Anyway, give them a shot, I think you'll like them. Just remember that they won't put out a lot of light. They are perfect for focused light on a single prop where you don't want light to bleed onto the ground or other props like a flood light will.
This is nothing more than a single LED and a resistor in a piece of 1/4 brass tubing that you can get at any hobby shop or craft store. You could easily make your own and using the right value resistor configure it to work on any voltage from 3 volts on up. As Xpendable said the beam is very narrow and I don't think one would come close to lighting up a prop outside unless it is something small like a skull laying on the ground. I would expect to use something like this in an indoor haunt to provide very dim lighting to see your way though a maze. A single led is not going to put out much light. Think of those single LED lights that you can get for your key chain. That is what it is going to be like.
Hallow and this is a really helpful thread for those of us that are just venturing into the LED scene.
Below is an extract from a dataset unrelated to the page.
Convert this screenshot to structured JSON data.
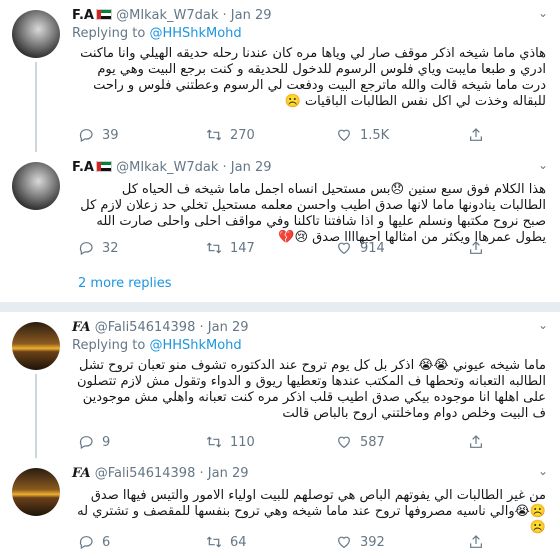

Creating little spots that focus on individual props is just what we need in our little haunted trail. Thanks for this thread!
For power you might want to use an old computer power supply. You will have all the 12VDC current you would need. (As well as 5 VDC) There is a step by step tutorial on Instructables - Make, How To, and DIY (sorry, not that much into computers to make the link thing work) I am in the process of converting one right now to use on my 3 axis skull. I got the power supply for free and am adding about $5.00 in parts. Just make sure you have it unplugged before working on it Hope this helps. K
I found some great little night lights from Lowes today. They have led bulbs and put a great low level light on my changing portraits. They have plugs so I used cheap extension cords to mount them on top of my portraits. They are $7 for a pack of 2. I glued blue colored gels over the light. Works great!!!!
Tap Plastics carries any color plastic you would need. If you used the light that Spookym suggested you could get 4 light for the price of 1. Also if the light is to wide of beam just get a piece of pvc and stick it over the end of the light. Then you will have a very narrow beam. You could adjust the beam by sliding the light back and forth in the pipe.